The Adequate American Leaves Russia (Op-ed)
I went on Russian TV where "Western” guests are brought on to be ridiculed to see what it was like
State Duma Deputy Leonid Kalashnikov (right) berates Filipov (left) on state television in September in front of a map of the Baltics.
BOSTON — There’s a scene in the 1985 flick “Witness” where an Amish woman tells the profane Philadelphia cop played by Harrison Ford that he looks “plain.” It’s meant as a compliment: He fits in; he looks like he belongs.
I had a moment like that during my just-completed stint as Moscow bureau chief of The Washington Post. It was the day after I had appeared on the prime-time talk show of Vladimir Solovyov, known for its nightly thrashing of Westerners, Western policies and Westernizers.

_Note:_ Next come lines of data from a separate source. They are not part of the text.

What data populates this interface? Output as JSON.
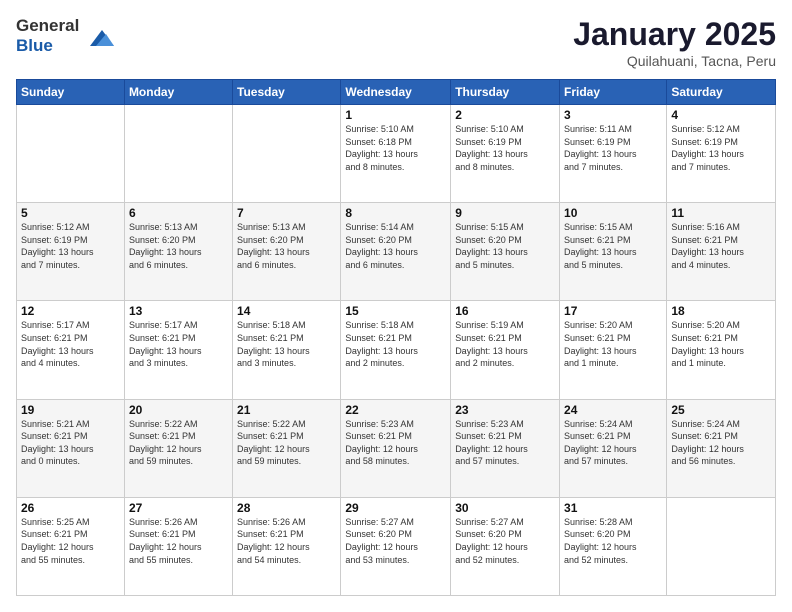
{
  "header": {
    "logo": {
      "line1": "General",
      "line2": "Blue"
    },
    "title": "January 2025",
    "subtitle": "Quilahuani, Tacna, Peru"
  },
  "weekdays": [
    "Sunday",
    "Monday",
    "Tuesday",
    "Wednesday",
    "Thursday",
    "Friday",
    "Saturday"
  ],
  "weeks": [
    [
      {
        "day": "",
        "info": ""
      },
      {
        "day": "",
        "info": ""
      },
      {
        "day": "",
        "info": ""
      },
      {
        "day": "1",
        "info": "Sunrise: 5:10 AM\nSunset: 6:18 PM\nDaylight: 13 hours\nand 8 minutes."
      },
      {
        "day": "2",
        "info": "Sunrise: 5:10 AM\nSunset: 6:19 PM\nDaylight: 13 hours\nand 8 minutes."
      },
      {
        "day": "3",
        "info": "Sunrise: 5:11 AM\nSunset: 6:19 PM\nDaylight: 13 hours\nand 7 minutes."
      },
      {
        "day": "4",
        "info": "Sunrise: 5:12 AM\nSunset: 6:19 PM\nDaylight: 13 hours\nand 7 minutes."
      }
    ],
    [
      {
        "day": "5",
        "info": "Sunrise: 5:12 AM\nSunset: 6:19 PM\nDaylight: 13 hours\nand 7 minutes."
      },
      {
        "day": "6",
        "info": "Sunrise: 5:13 AM\nSunset: 6:20 PM\nDaylight: 13 hours\nand 6 minutes."
      },
      {
        "day": "7",
        "info": "Sunrise: 5:13 AM\nSunset: 6:20 PM\nDaylight: 13 hours\nand 6 minutes."
      },
      {
        "day": "8",
        "info": "Sunrise: 5:14 AM\nSunset: 6:20 PM\nDaylight: 13 hours\nand 6 minutes."
      },
      {
        "day": "9",
        "info": "Sunrise: 5:15 AM\nSunset: 6:20 PM\nDaylight: 13 hours\nand 5 minutes."
      },
      {
        "day": "10",
        "info": "Sunrise: 5:15 AM\nSunset: 6:21 PM\nDaylight: 13 hours\nand 5 minutes."
      },
      {
        "day": "11",
        "info": "Sunrise: 5:16 AM\nSunset: 6:21 PM\nDaylight: 13 hours\nand 4 minutes."
      }
    ],
    [
      {
        "day": "12",
        "info": "Sunrise: 5:17 AM\nSunset: 6:21 PM\nDaylight: 13 hours\nand 4 minutes."
      },
      {
        "day": "13",
        "info": "Sunrise: 5:17 AM\nSunset: 6:21 PM\nDaylight: 13 hours\nand 3 minutes."
      },
      {
        "day": "14",
        "info": "Sunrise: 5:18 AM\nSunset: 6:21 PM\nDaylight: 13 hours\nand 3 minutes."
      },
      {
        "day": "15",
        "info": "Sunrise: 5:18 AM\nSunset: 6:21 PM\nDaylight: 13 hours\nand 2 minutes."
      },
      {
        "day": "16",
        "info": "Sunrise: 5:19 AM\nSunset: 6:21 PM\nDaylight: 13 hours\nand 2 minutes."
      },
      {
        "day": "17",
        "info": "Sunrise: 5:20 AM\nSunset: 6:21 PM\nDaylight: 13 hours\nand 1 minute."
      },
      {
        "day": "18",
        "info": "Sunrise: 5:20 AM\nSunset: 6:21 PM\nDaylight: 13 hours\nand 1 minute."
      }
    ],
    [
      {
        "day": "19",
        "info": "Sunrise: 5:21 AM\nSunset: 6:21 PM\nDaylight: 13 hours\nand 0 minutes."
      },
      {
        "day": "20",
        "info": "Sunrise: 5:22 AM\nSunset: 6:21 PM\nDaylight: 12 hours\nand 59 minutes."
      },
      {
        "day": "21",
        "info": "Sunrise: 5:22 AM\nSunset: 6:21 PM\nDaylight: 12 hours\nand 59 minutes."
      },
      {
        "day": "22",
        "info": "Sunrise: 5:23 AM\nSunset: 6:21 PM\nDaylight: 12 hours\nand 58 minutes."
      },
      {
        "day": "23",
        "info": "Sunrise: 5:23 AM\nSunset: 6:21 PM\nDaylight: 12 hours\nand 57 minutes."
      },
      {
        "day": "24",
        "info": "Sunrise: 5:24 AM\nSunset: 6:21 PM\nDaylight: 12 hours\nand 57 minutes."
      },
      {
        "day": "25",
        "info": "Sunrise: 5:24 AM\nSunset: 6:21 PM\nDaylight: 12 hours\nand 56 minutes."
      }
    ],
    [
      {
        "day": "26",
        "info": "Sunrise: 5:25 AM\nSunset: 6:21 PM\nDaylight: 12 hours\nand 55 minutes."
      },
      {
        "day": "27",
        "info": "Sunrise: 5:26 AM\nSunset: 6:21 PM\nDaylight: 12 hours\nand 55 minutes."
      },
      {
        "day": "28",
        "info": "Sunrise: 5:26 AM\nSunset: 6:21 PM\nDaylight: 12 hours\nand 54 minutes."
      },
      {
        "day": "29",
        "info": "Sunrise: 5:27 AM\nSunset: 6:20 PM\nDaylight: 12 hours\nand 53 minutes."
      },
      {
        "day": "30",
        "info": "Sunrise: 5:27 AM\nSunset: 6:20 PM\nDaylight: 12 hours\nand 52 minutes."
      },
      {
        "day": "31",
        "info": "Sunrise: 5:28 AM\nSunset: 6:20 PM\nDaylight: 12 hours\nand 52 minutes."
      },
      {
        "day": "",
        "info": ""
      }
    ]
  ]
}
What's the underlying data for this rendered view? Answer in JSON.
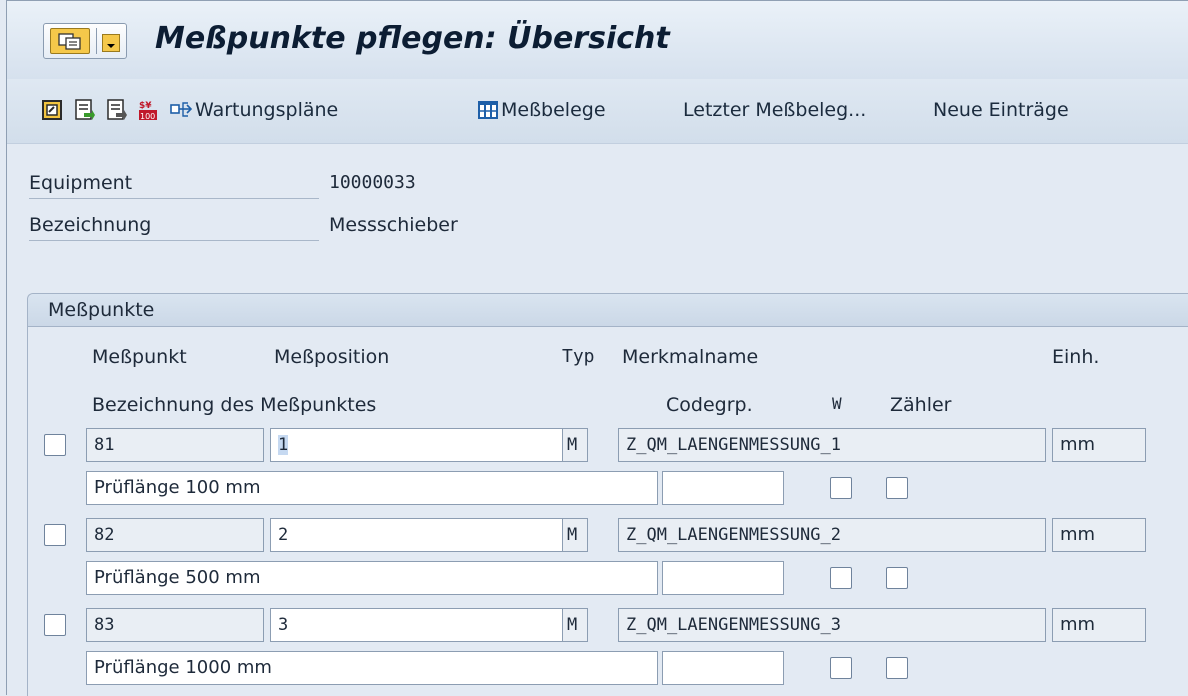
{
  "window": {
    "title": "Meßpunkte pflegen: Übersicht"
  },
  "toolbar": {
    "buttons": [
      {
        "icon": "display-change-icon"
      },
      {
        "icon": "previous-object-icon"
      },
      {
        "icon": "next-object-icon"
      },
      {
        "icon": "calculator-icon"
      },
      {
        "icon": "maintenance-plans-icon",
        "label": "Wartungspläne"
      },
      {
        "icon": "table-icon",
        "label": "Meßbelege"
      },
      {
        "label": "Letzter Meßbeleg..."
      },
      {
        "label": "Neue Einträge"
      }
    ]
  },
  "header": {
    "equipment_label": "Equipment",
    "equipment_value": "10000033",
    "description_label": "Bezeichnung",
    "description_value": "Messschieber"
  },
  "measuring_points": {
    "group_title": "Meßpunkte",
    "columns": {
      "point": "Meßpunkt",
      "position": "Meßposition",
      "type": "Typ",
      "characteristic": "Merkmalname",
      "unit": "Einh.",
      "description": "Bezeichnung des Meßpunktes",
      "codegroup": "Codegrp.",
      "w": "W",
      "counter": "Zähler"
    },
    "rows": [
      {
        "point": "81",
        "position": "1",
        "type": "M",
        "characteristic": "Z_QM_LAENGENMESSUNG_1",
        "unit": "mm",
        "description": "Prüflänge 100 mm",
        "codegroup": ""
      },
      {
        "point": "82",
        "position": "2",
        "type": "M",
        "characteristic": "Z_QM_LAENGENMESSUNG_2",
        "unit": "mm",
        "description": "Prüflänge 500 mm",
        "codegroup": ""
      },
      {
        "point": "83",
        "position": "3",
        "type": "M",
        "characteristic": "Z_QM_LAENGENMESSUNG_3",
        "unit": "mm",
        "description": "Prüflänge 1000 mm",
        "codegroup": ""
      }
    ]
  }
}
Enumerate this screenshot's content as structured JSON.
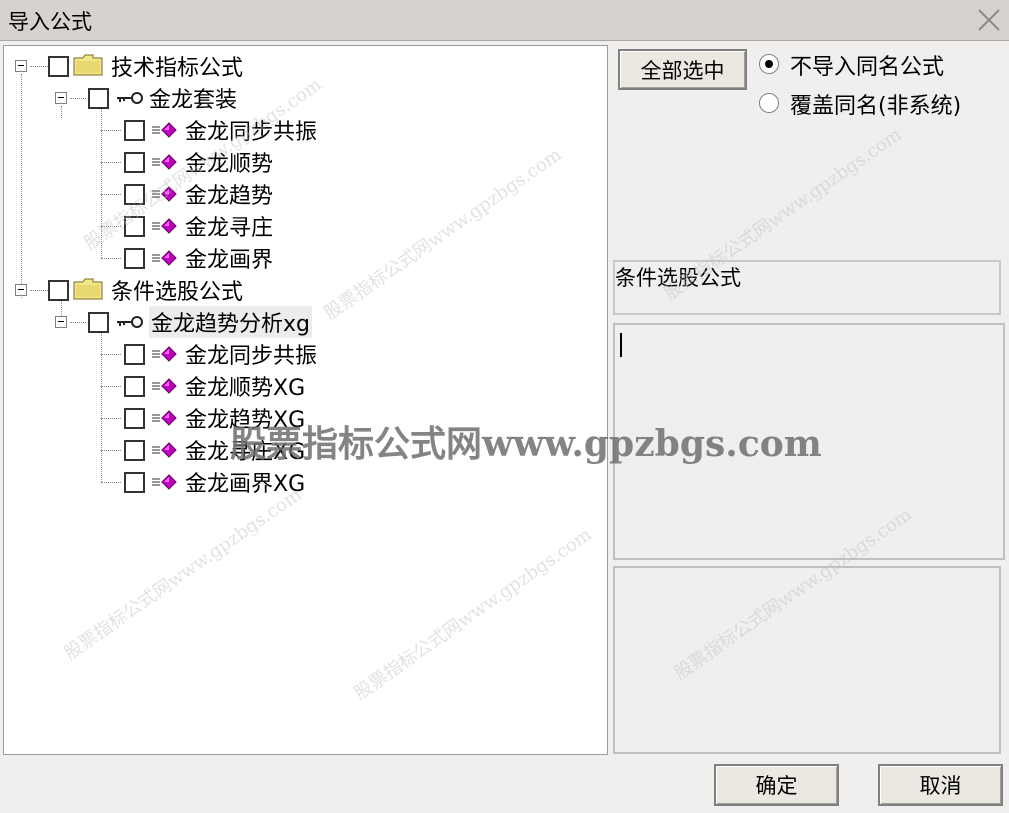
{
  "window": {
    "title": "导入公式"
  },
  "tree": {
    "groups": [
      {
        "label": "技术指标公式",
        "sets": [
          {
            "label": "金龙套装",
            "items": [
              "金龙同步共振",
              "金龙顺势",
              "金龙趋势",
              "金龙寻庄",
              "金龙画界"
            ]
          }
        ]
      },
      {
        "label": "条件选股公式",
        "sets": [
          {
            "label": "金龙趋势分析xg",
            "items": [
              "金龙同步共振",
              "金龙顺势XG",
              "金龙趋势XG",
              "金龙寻庄XG",
              "金龙画界XG"
            ]
          }
        ]
      }
    ]
  },
  "options": {
    "select_all_label": "全部选中",
    "radio_no_import_same": "不导入同名公式",
    "radio_overwrite_same": "覆盖同名(非系统)",
    "selected_radio": "no_import_same"
  },
  "info": {
    "category_text": "条件选股公式",
    "description_text": ""
  },
  "footer": {
    "ok_label": "确定",
    "cancel_label": "取消"
  },
  "watermark": {
    "text": "股票指标公式网www.gpzbgs.com"
  },
  "colors": {
    "folder": "#e8d870",
    "gem": "#c000c0",
    "titlebar": "#d6d3ce",
    "dialog_bg": "#f0efed"
  }
}
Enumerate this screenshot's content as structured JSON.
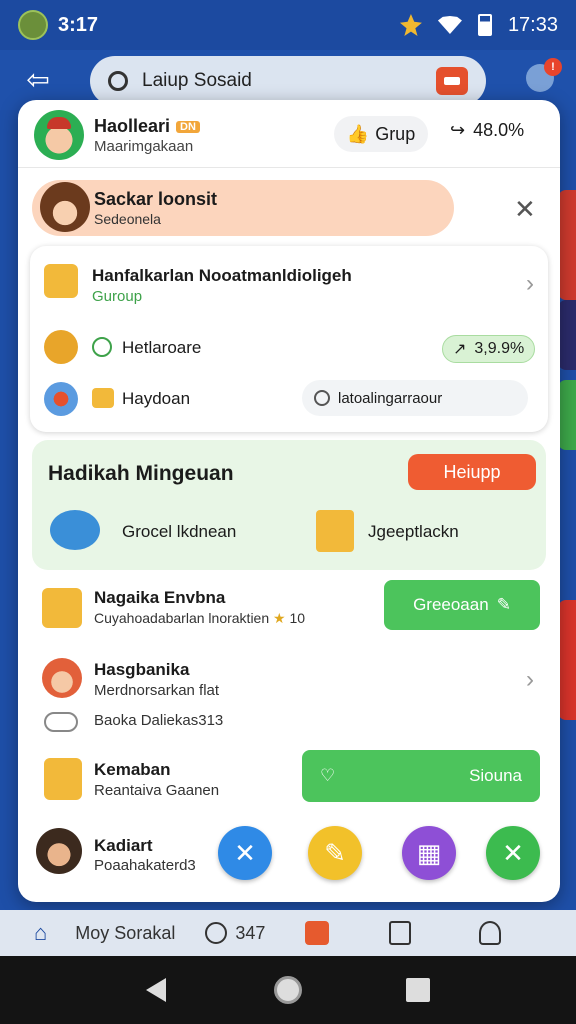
{
  "status_bar": {
    "left_time": "3:17",
    "right_time": "17:33"
  },
  "app_bar": {
    "search_text": "Laiup Sosaid",
    "notif_count": "!"
  },
  "header": {
    "name": "Haolleari",
    "tag": "DN",
    "subtitle": "Maarimgakaan",
    "group_button": "Grup",
    "share_value": "48.0%"
  },
  "banner": {
    "title": "Sackar loonsit",
    "subtitle": "Sedeonela"
  },
  "info_card": {
    "row1_title": "Hanfalkarlan Nooatmanldioligeh",
    "row1_sub": "Guroup",
    "row2_label": "Hetlaroare",
    "row2_badge": "3,9.9%",
    "row3_label": "Haydoan",
    "row3_search": "latoalingarraour"
  },
  "promo": {
    "title": "Hadikah Mingeuan",
    "button": "Heiupp",
    "item1": "Grocel lkdnean",
    "item2": "Jgeeptlackn"
  },
  "list": [
    {
      "title": "Nagaika Envbna",
      "sub": "Cuyahoadabarlan lnoraktien",
      "extra": "10",
      "button": "Greeoaan"
    },
    {
      "title": "Hasgbanika",
      "sub": "Merdnorsarkan flat",
      "extra2": "Baoka Daliekas313"
    },
    {
      "title": "Kemaban",
      "sub": "Reantaiva Gaanen",
      "button": "Siouna"
    },
    {
      "title": "Kadiart",
      "sub": "Poaahakaterd3"
    }
  ],
  "bottom_nav": {
    "label": "Moy Sorakal",
    "count": "347"
  },
  "colors": {
    "accent_orange": "#ef5c32",
    "green": "#4cc45c",
    "nav_blue": "#1c4aa0"
  }
}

My once-fluent Russian was rusty after 12 years out of the country, and I had trouble making sense. Solovyov went easy on me, but two other guests, leader of the Liberal Democratic Party Vladimir Zhirinovsky (who corrected my grammar and syntax mistakes) and political analyst Sergei Mikheyev, laid into me with the usual abandon.
I didn’t really argue, I just tried to say rational things while acknowledging the historical context of post-Soviet disillusionment with the United States. The next morning, I was looking at my Twitter and saw that some of Solovyov’s viewers had given a thumbs-up to my performance. “The American is adequate,” one tweeted.
Actually, адекватен doesn’t really mean “adequate” — it’s more “appropriate,” but in that context, a better interpretation of “Американец адекватeн” might be “the American didn’t annoy me,” or even better, “the American was OK.” Or, perhaps, “the American looked plain.”
However you translate it, that was high praise for an American journalist in Moscow these days. Quite simply, few Russians I’ve met believe in what we do. Many Russian leaders assume we’re working for what they see as a Russophobic American establishment bent on blaming the Rooskies for everything.
Vladimir Putin’s opponents think that we’ve lost our minds by fixating on alleged Kremlin interference in the 2016 U.S. presidential election. The Russian Foreign Ministry has picked up on President Trump’s line about publications like the Post, and started its own “fake news” page.
There’s no way of hiding from the perception that a reporter for The Washington Post is by definition engaged in a dishonestinformation war “against Russia.” Whatever that means. In my experience, the only time Russians agree about the meaning of Russia is when they define it by who or what is against it.
It’s probably too much to ask for Russian media critics to accept that a vague hybrid of news judgment and market forces, rather than institutional prejudices, drives most American news coverage. It’s difficult for me even to explain that hybrid. I came to Russia planning to write about some of the 144 million people who aren’t Putin; in the end, only two of my stories didn’t mention him. No one told me what or what not to write. The Trump-Putin dynamic just ended up being the story in demand.
So I went on Russian TV to see what it was like, but also to have the chance to address those Russians my stories weren’t covering.
It’s not a great medium. “Western” guests are essentially brought on so that their ideas can be ridiculed. Even when the hosts let me talk, my inaccurate language undercut my analysis. Last time I was on, two State Duma deputies mocked my understanding of geography during a discussion about the Zapad-2017 military exercises.
During one of the breaks, I looked back to plead my case with the studio audience. “I’m not trying to be inadequate,” I said to people in the seats closest to me. “It’s OK,” a woman assured me. “You’re adequate.”
For a moment, it felt good to be plain.
David Filipov was Moscow bureau chief for The Washington Post from September 2016 to January 2018. The views and opinions expressed in opinion pieces do not necessarily reflect the position of The Moscow Times.